Our Sample Base Input
We need some base data to set up the worksheet in our sample. Your base data would come from your own Profit and Loss Report for the year.
|Net other Income & Expense||50|
|Profit Avail. for Distribution||1,050|
|Retained Earnings Required||400|
|Profit Available for Owners||650|
In our example, our owner has a spouse and two dependent children.
The 1% Business
1% Company Tax
This is straightforward – 1% of Rp 4 billion is Rp 40 million. This will apply regardless of any personal income taxes.
“1%” Personal Income Tax
This is where it starts to get interesting. The trick is to optimize your salary payments to minimize tax over 10% net, with the rest paid as dividends at the 10% rate.
Tax Allocation Options
Using the BizTax tool, we analyzed these options for Owner Withdrawals (OW), including the 1% company tax:
|Option||Total Tax||% of OW|
|All Salary 1 Income||100||15%|
|Dividends and Salary||100||15%|
|All Salary 2 Incomes||68||10%|
The Net Profit Tax Business
Remember, this applies to professional services, also where capital assets are being built. These owners can play with one additional factor, as what they pay themselves as salaries get deducted from assessed income for company tax.
Using the same tax allocation options as above, we had the following net tax results:
|Option||Total Tax||% of O.W.|
|All Salary 1 Income||148||23%|
|Dividends and Salary||123||19%|
|All Salary 2 Incomes||80||12%|
The Impact of Splitting Salaries
Splitting salaries between a couple achieve two things: it reduces the net amount subject to the highest progressive tax rate, and it increases the potential for deductions from personal salary. The current cost of a KITAS is around Rp 20 million per year, so if you can gain more than that from splitting income then give your partner a KITAS and a job.
In the example we have used here, the best results you get are from planning your withdrawals from the business as salaries, not as dividends. But your own business could have quite different results depending on your inputs.
Get a Tax Calculator for your own business.

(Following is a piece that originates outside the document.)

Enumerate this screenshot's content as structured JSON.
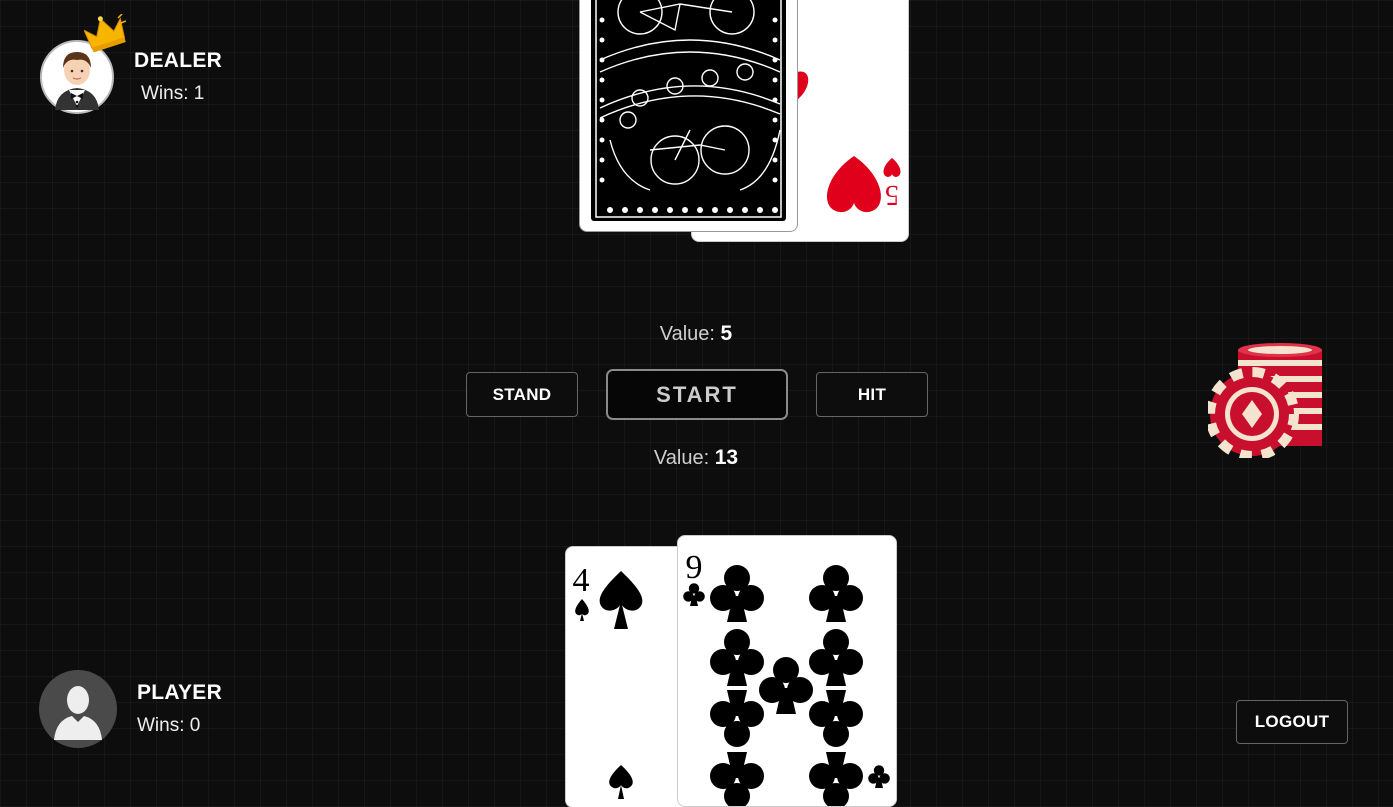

You can use this calculator to revise your current year taxable income and also help plan your coming year budget. If you want a copy BizTax Tool for your own business, order a copy ($15) by sending me an email and make sure you include your own name, position, business name, industry, and location.